Our bus broke down during our visit to the aqueduct at Caesarea Maritime. While we marvelled at the 10 mile long construction that provided water for the Roman city of 125,000 and unfailingly drops one cm for every meter in length, cooling fluid spilled out of a ruptured pipe at the back of the bus.
Although we are touring during the low season our group was able to hitch a ride in the back section of another tour bus who, like we, were on their way to Mt. Carmel.
The 30 minute ride provided exposure to another guide with a different approach to Christianity and Israeli/Palestinian relations.
Within minutes our group felt the dissonance. Our relief was palpable when we said our good-byes, expressed our gratitude and dismounted for lunch at the Druze restaurant at the foot of the mountain to await the replacement bus dispatched from Jerusalem.
Clearly guides are critical and not homogeneous.
The job description can sound generic: help people understand the area by interpreting the natural heritage and cultural aspects.
Guides help us see what is important and attach significance to what might seem irrelevant.

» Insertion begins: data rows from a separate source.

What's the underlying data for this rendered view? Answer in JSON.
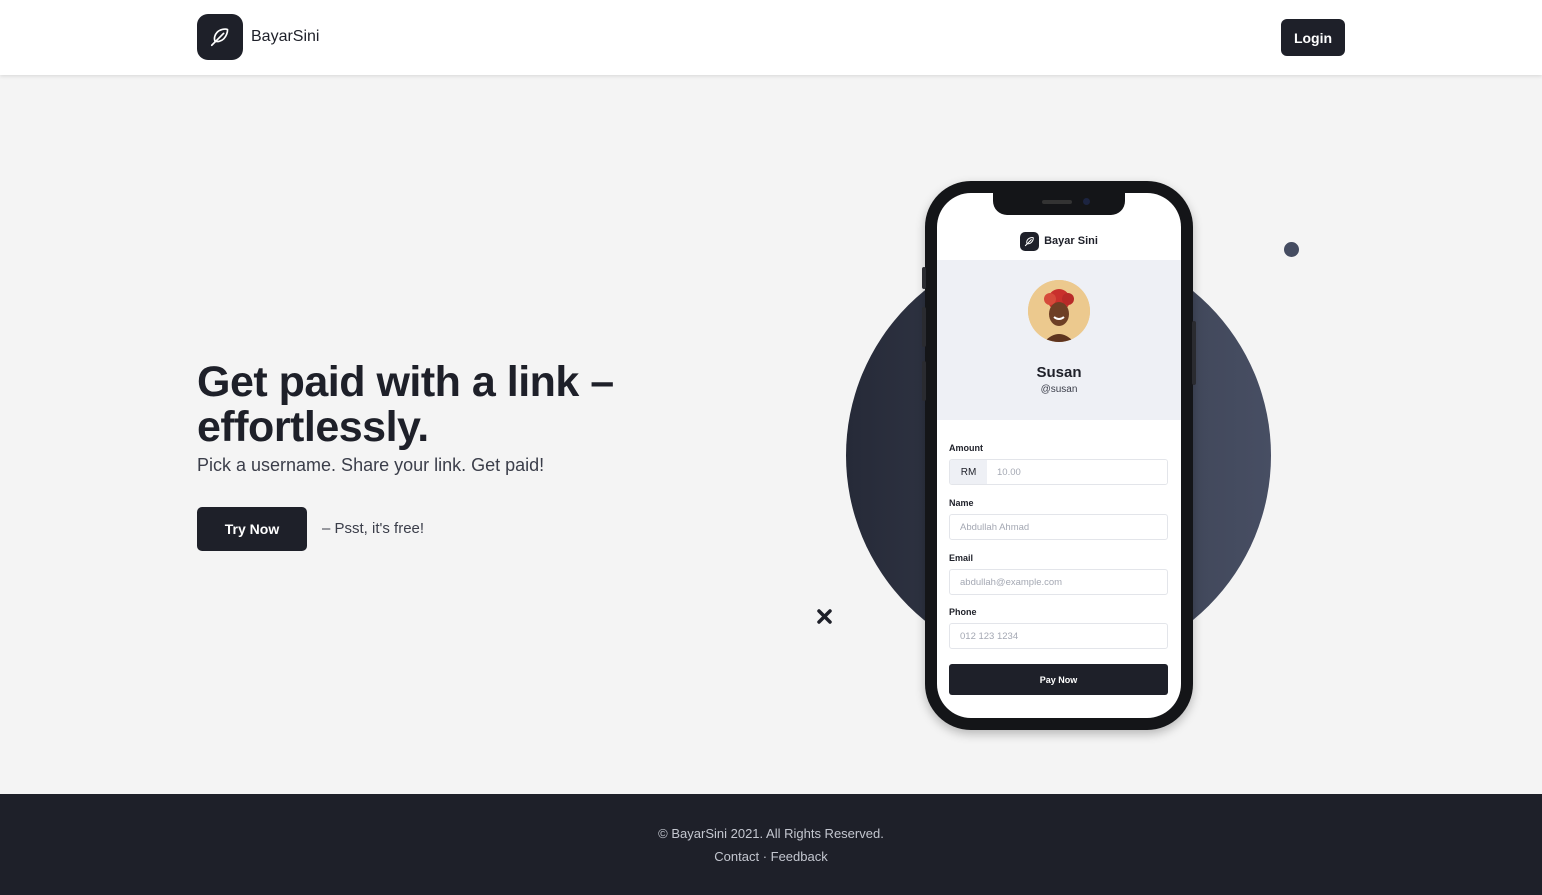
{
  "header": {
    "brand": "BayarSini",
    "login_label": "Login",
    "logo_icon": "feather-icon"
  },
  "hero": {
    "title_line1": "Get paid with a link –",
    "title_line2": "effortlessly.",
    "subtitle": "Pick a username. Share your link. Get paid!",
    "cta_label": "Try Now",
    "cta_note": "– Psst, it's free!"
  },
  "phone": {
    "app_brand": "Bayar Sini",
    "profile": {
      "name": "Susan",
      "handle": "@susan"
    },
    "form": {
      "amount_label": "Amount",
      "currency": "RM",
      "amount_placeholder": "10.00",
      "name_label": "Name",
      "name_placeholder": "Abdullah Ahmad",
      "email_label": "Email",
      "email_placeholder": "abdullah@example.com",
      "phone_label": "Phone",
      "phone_placeholder": "012 123 1234",
      "pay_label": "Pay Now"
    }
  },
  "footer": {
    "copyright": "© BayarSini 2021. All Rights Reserved.",
    "contact": "Contact",
    "separator": " · ",
    "feedback": "Feedback"
  },
  "colors": {
    "primary": "#1e2029",
    "background": "#f4f4f4",
    "accent_circle": "#3a4050",
    "profile_bg": "#eef0f5"
  }
}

At their best they help us connect the dots between our own experience and the current or past reality we may be experiencing.
“This is where Joshua and the people entered the land and why they chose this as the entry spot.”
“Over there on the hill is Nazareth and if Jesus worked as a day labourer in the near by and affluent metropolitan Roman city of Sepphoris that might have shaped his perspective on money and power.”
And perhaps most importantly, while providing resource and guidance, a great guide leaves room for us to make our own decisions. On our particular tour, the space needed is to allow people to form some of their own perspective about the complex situation in Israel and Palestine.
Guides are critical and, if we did not know it before, we learned it anew in the space of 30 minutes while hitching a ride.